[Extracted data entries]
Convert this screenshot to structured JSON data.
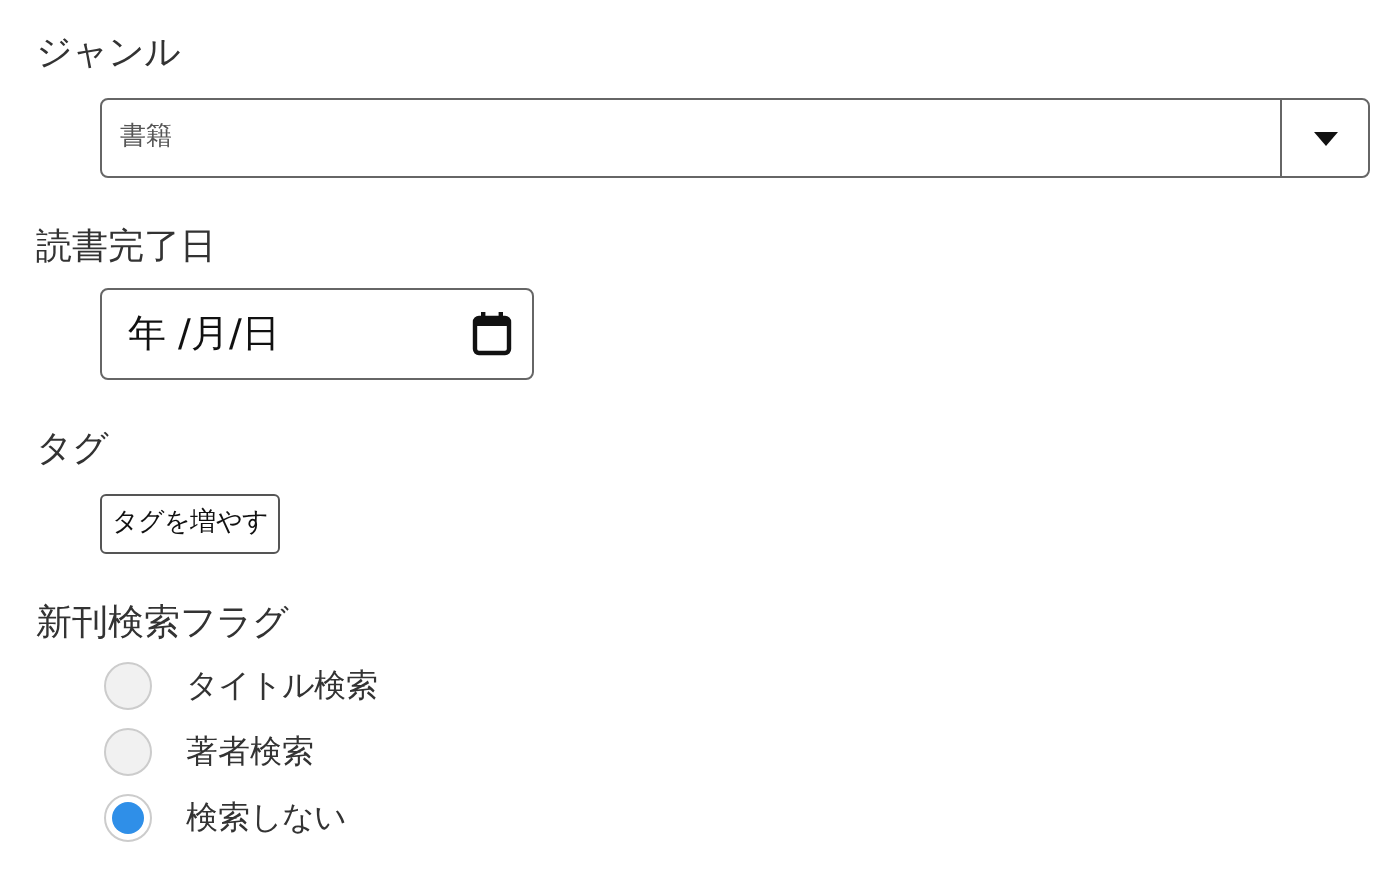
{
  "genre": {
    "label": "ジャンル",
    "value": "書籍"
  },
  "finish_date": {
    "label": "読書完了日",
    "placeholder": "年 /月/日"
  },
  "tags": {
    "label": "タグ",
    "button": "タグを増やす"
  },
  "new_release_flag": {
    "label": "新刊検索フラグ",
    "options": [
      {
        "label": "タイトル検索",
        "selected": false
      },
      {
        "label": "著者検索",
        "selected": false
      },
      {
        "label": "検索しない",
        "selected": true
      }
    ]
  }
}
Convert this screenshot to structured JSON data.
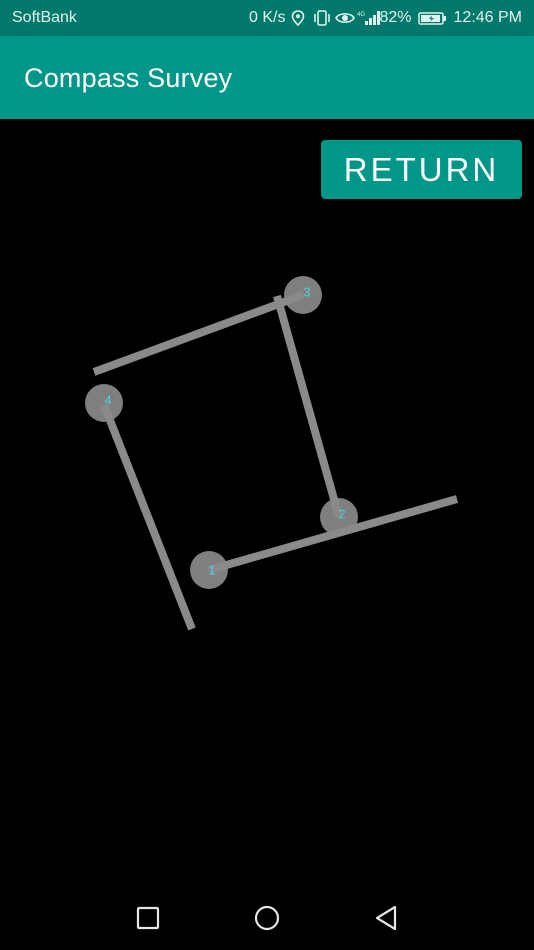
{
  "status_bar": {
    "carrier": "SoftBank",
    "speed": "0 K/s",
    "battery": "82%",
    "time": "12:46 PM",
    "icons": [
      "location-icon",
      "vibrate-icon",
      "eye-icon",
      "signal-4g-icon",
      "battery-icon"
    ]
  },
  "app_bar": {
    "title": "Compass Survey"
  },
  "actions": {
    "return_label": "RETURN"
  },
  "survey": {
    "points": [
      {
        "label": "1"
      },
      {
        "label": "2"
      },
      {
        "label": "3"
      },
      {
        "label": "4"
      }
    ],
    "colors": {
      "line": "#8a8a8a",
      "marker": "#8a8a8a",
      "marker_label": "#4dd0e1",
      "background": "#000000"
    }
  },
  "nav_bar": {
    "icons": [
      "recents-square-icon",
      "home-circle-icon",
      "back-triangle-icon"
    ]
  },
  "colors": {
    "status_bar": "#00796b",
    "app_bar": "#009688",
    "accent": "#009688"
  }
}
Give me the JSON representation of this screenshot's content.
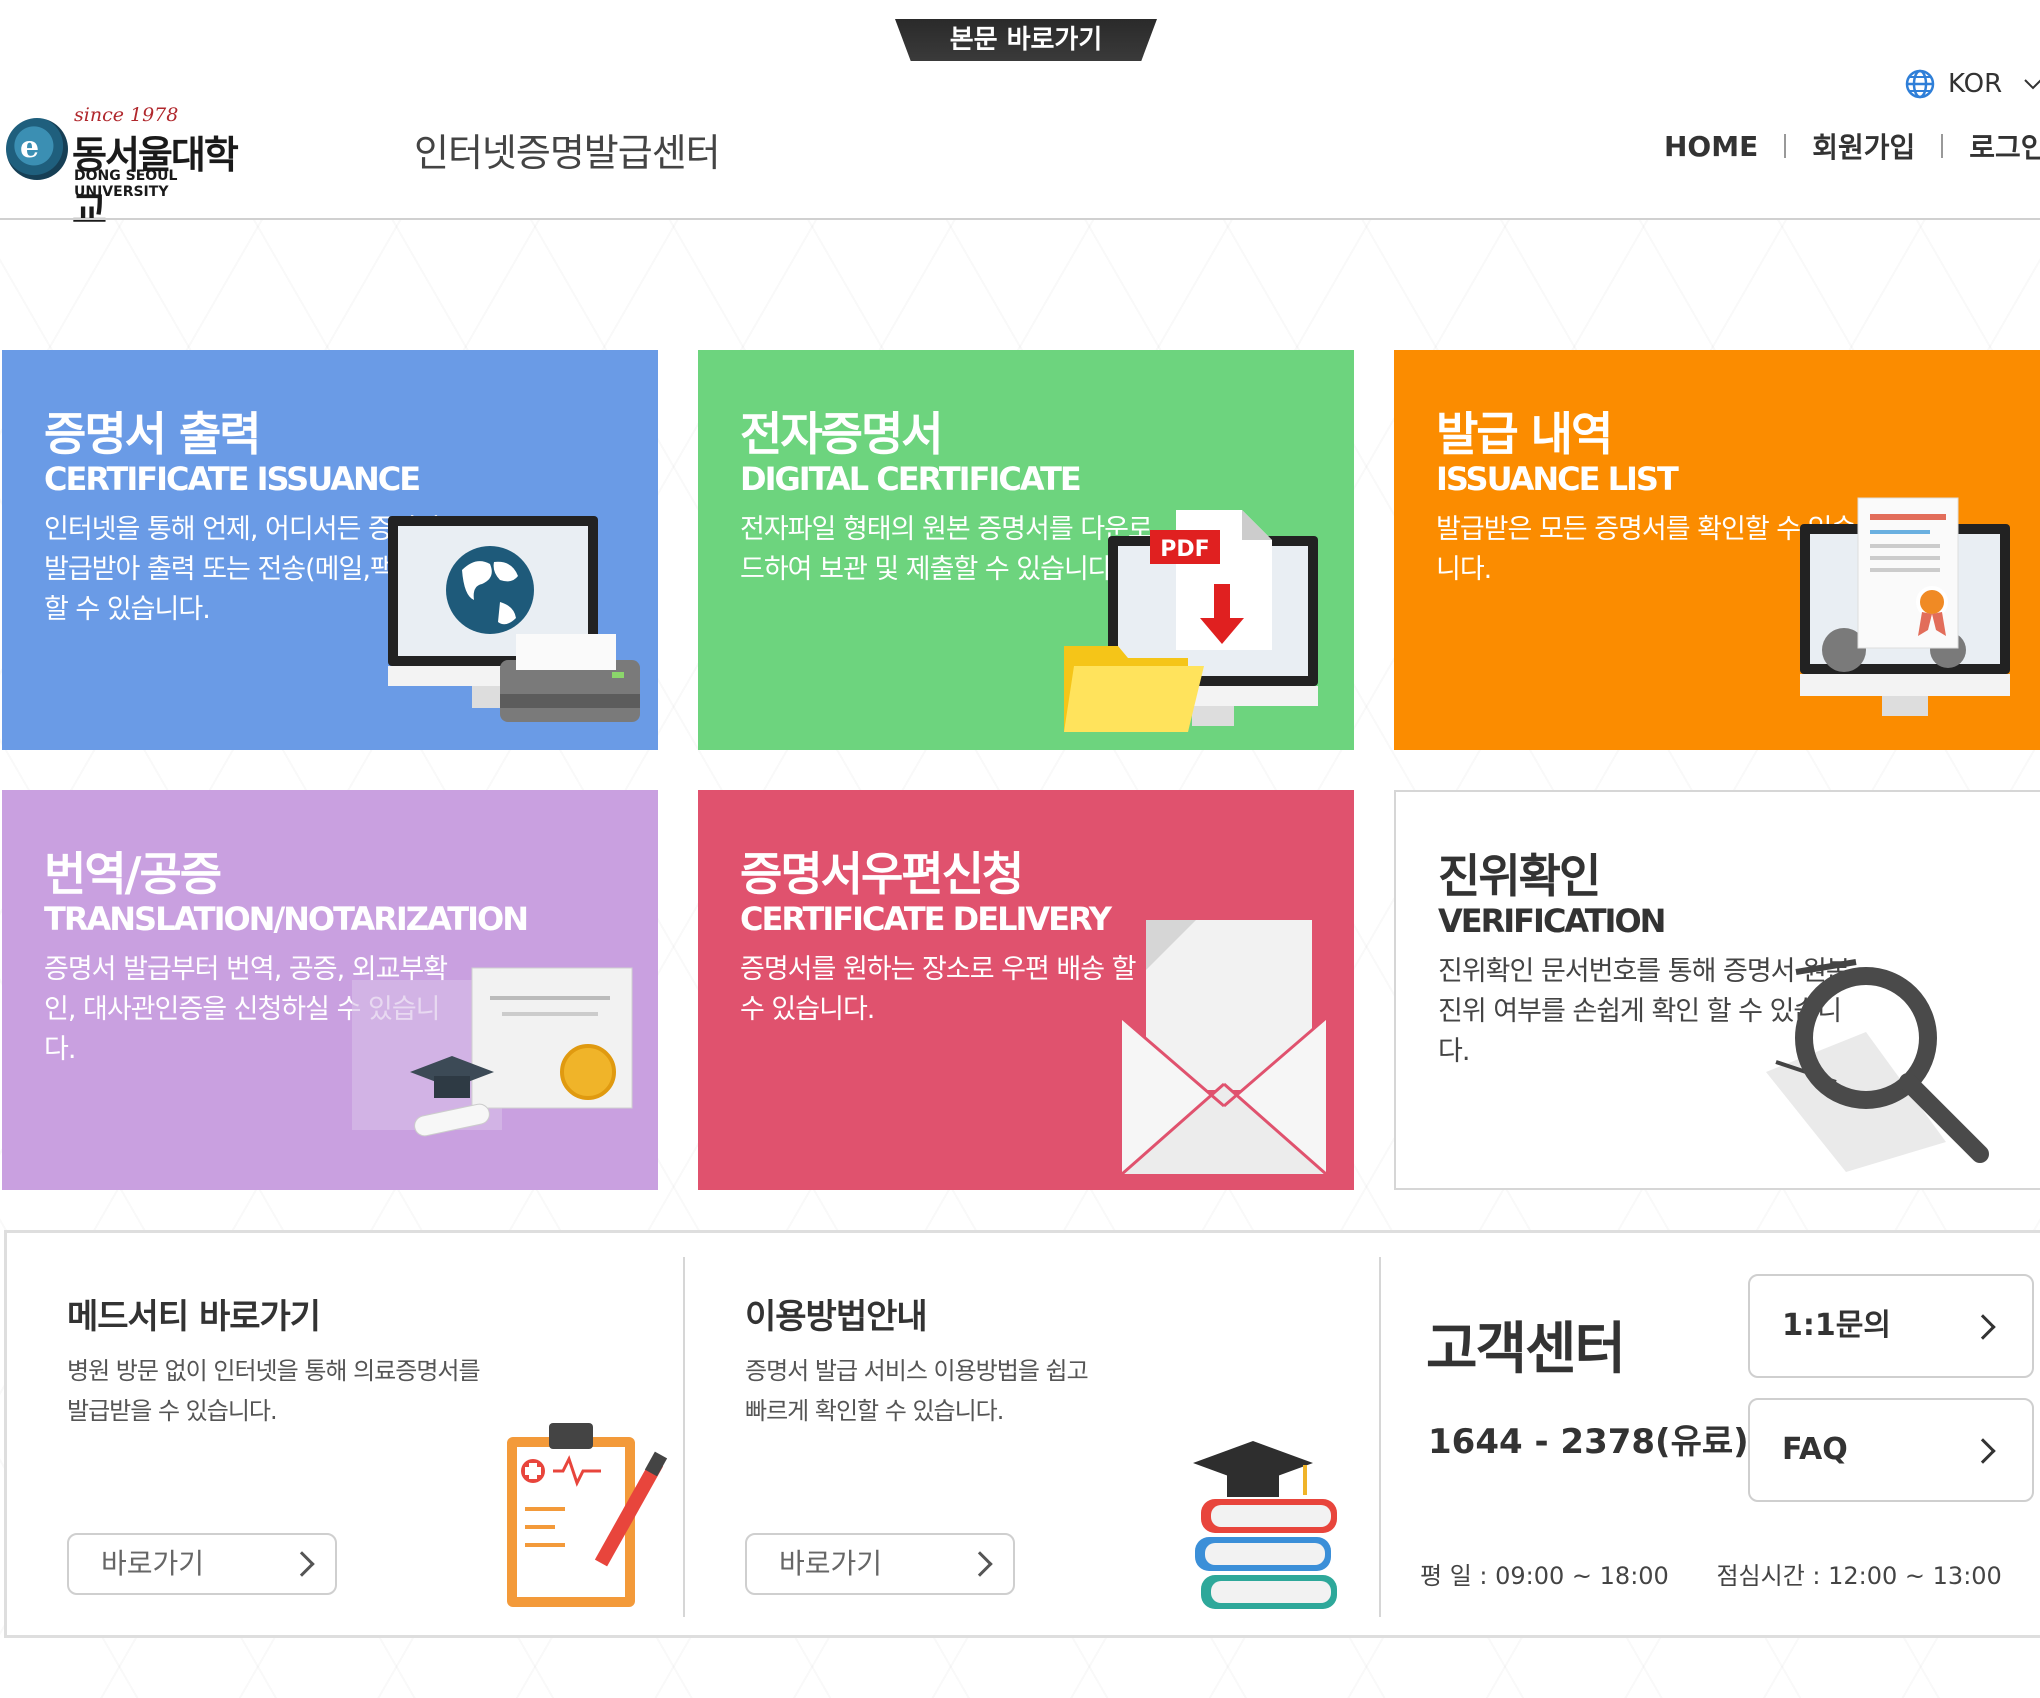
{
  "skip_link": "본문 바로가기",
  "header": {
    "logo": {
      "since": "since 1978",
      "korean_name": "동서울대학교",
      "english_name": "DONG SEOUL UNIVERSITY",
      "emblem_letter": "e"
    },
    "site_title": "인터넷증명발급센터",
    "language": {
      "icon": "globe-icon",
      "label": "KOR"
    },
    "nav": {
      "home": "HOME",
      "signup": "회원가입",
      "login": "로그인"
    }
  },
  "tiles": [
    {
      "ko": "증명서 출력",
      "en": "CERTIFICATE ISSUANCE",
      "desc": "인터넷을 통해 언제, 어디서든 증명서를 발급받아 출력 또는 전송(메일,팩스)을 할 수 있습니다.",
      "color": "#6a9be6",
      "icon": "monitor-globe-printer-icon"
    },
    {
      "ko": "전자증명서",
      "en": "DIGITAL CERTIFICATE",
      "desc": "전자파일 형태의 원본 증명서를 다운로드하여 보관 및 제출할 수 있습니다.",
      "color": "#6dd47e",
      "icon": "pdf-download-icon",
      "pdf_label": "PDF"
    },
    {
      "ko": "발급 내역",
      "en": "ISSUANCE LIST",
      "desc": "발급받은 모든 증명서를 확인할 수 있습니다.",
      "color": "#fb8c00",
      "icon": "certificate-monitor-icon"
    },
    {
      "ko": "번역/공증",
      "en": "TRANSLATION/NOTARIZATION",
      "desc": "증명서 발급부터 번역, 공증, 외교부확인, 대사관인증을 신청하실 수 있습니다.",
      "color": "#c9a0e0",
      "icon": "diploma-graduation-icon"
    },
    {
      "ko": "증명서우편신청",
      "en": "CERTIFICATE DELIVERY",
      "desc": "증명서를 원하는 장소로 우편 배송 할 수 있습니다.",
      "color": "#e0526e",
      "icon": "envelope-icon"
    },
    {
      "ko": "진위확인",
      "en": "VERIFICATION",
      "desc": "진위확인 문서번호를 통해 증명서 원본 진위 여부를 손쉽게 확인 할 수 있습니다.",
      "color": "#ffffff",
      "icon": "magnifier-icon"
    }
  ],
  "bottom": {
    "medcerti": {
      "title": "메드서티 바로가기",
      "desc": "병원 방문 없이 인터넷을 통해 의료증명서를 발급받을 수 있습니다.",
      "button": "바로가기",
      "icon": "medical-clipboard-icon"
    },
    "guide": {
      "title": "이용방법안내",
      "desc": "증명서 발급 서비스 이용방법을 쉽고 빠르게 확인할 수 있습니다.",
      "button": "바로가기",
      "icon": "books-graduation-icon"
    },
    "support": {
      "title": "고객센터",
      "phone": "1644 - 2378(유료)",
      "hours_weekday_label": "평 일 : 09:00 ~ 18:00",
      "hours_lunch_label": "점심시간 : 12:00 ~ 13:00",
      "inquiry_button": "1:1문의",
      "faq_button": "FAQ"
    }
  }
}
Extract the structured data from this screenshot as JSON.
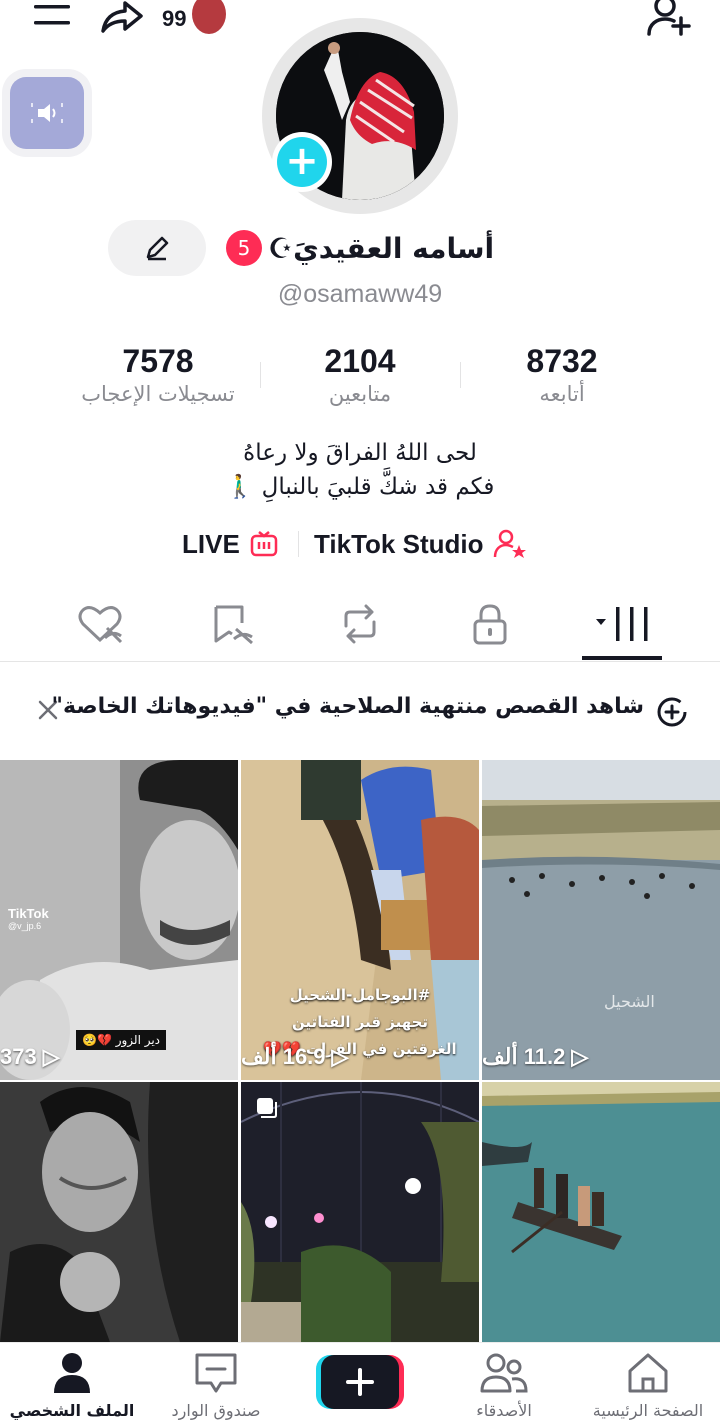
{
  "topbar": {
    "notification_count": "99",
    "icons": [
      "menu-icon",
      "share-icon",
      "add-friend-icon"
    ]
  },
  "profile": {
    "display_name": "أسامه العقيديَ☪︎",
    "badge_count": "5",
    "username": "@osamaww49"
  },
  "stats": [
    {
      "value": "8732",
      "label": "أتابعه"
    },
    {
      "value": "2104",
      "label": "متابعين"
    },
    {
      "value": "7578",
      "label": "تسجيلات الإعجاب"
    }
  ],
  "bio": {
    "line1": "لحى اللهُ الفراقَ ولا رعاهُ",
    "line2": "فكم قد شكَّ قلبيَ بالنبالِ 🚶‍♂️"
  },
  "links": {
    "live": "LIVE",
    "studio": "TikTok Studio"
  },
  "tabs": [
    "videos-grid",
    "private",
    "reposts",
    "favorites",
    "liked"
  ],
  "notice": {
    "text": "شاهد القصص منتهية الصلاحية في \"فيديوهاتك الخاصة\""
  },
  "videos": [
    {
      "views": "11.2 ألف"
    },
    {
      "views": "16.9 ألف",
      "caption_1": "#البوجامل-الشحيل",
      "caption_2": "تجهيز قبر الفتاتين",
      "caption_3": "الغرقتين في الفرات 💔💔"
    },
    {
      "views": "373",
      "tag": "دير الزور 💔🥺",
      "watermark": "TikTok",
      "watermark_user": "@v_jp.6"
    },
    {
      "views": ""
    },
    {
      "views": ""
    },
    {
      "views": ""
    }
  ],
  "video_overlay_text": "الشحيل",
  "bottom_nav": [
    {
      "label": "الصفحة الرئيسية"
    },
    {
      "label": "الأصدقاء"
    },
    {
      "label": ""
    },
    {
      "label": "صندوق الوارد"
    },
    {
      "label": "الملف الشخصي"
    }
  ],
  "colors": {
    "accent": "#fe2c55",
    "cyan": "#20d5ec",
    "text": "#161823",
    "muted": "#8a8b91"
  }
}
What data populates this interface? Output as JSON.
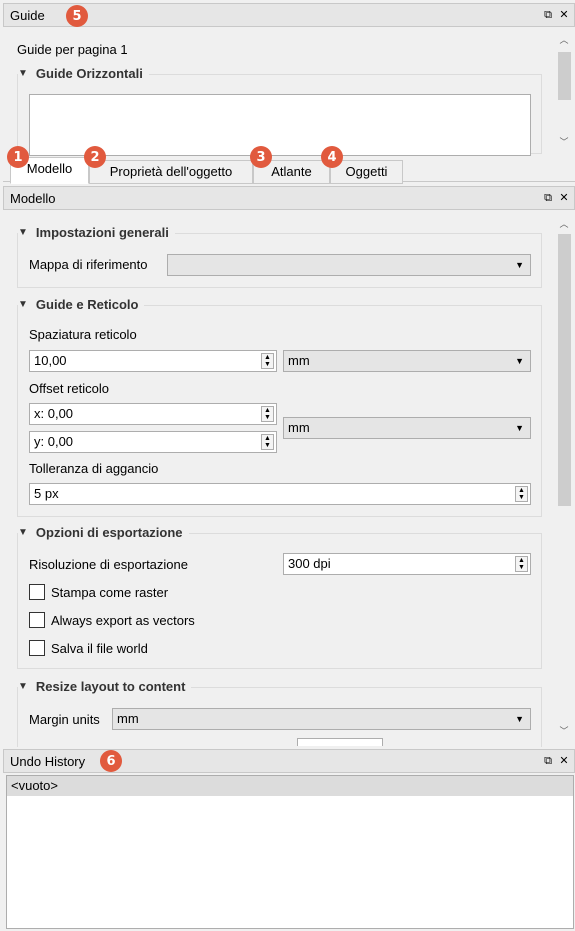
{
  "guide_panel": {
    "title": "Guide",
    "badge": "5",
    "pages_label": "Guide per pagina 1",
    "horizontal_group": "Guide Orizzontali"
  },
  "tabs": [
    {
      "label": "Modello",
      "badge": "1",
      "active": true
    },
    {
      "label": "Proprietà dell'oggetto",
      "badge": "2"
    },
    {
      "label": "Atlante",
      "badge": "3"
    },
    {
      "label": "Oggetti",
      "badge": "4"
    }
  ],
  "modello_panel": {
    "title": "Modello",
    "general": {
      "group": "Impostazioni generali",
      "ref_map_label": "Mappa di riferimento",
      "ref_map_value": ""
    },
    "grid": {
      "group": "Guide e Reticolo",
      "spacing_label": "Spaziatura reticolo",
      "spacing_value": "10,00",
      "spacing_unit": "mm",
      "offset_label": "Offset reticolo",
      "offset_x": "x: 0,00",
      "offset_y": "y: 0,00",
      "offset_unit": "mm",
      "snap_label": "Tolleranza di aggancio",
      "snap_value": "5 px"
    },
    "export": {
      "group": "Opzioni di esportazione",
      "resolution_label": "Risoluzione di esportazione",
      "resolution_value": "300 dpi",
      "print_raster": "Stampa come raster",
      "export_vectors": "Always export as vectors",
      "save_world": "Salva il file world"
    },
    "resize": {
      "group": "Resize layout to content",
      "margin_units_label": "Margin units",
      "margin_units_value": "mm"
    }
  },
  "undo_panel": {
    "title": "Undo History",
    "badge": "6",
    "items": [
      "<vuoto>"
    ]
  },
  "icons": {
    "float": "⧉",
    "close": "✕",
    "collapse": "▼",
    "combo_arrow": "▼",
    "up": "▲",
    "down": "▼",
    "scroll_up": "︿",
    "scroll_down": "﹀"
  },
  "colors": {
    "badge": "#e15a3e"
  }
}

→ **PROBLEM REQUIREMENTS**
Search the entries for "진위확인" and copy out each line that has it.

→ **RESPONSE**
      "ko": "진위확인",
      "desc": "진위확인 문서번호를 통해 증명서 원본 진위 여부를 손쉽게 확인 할 수 있습니다.",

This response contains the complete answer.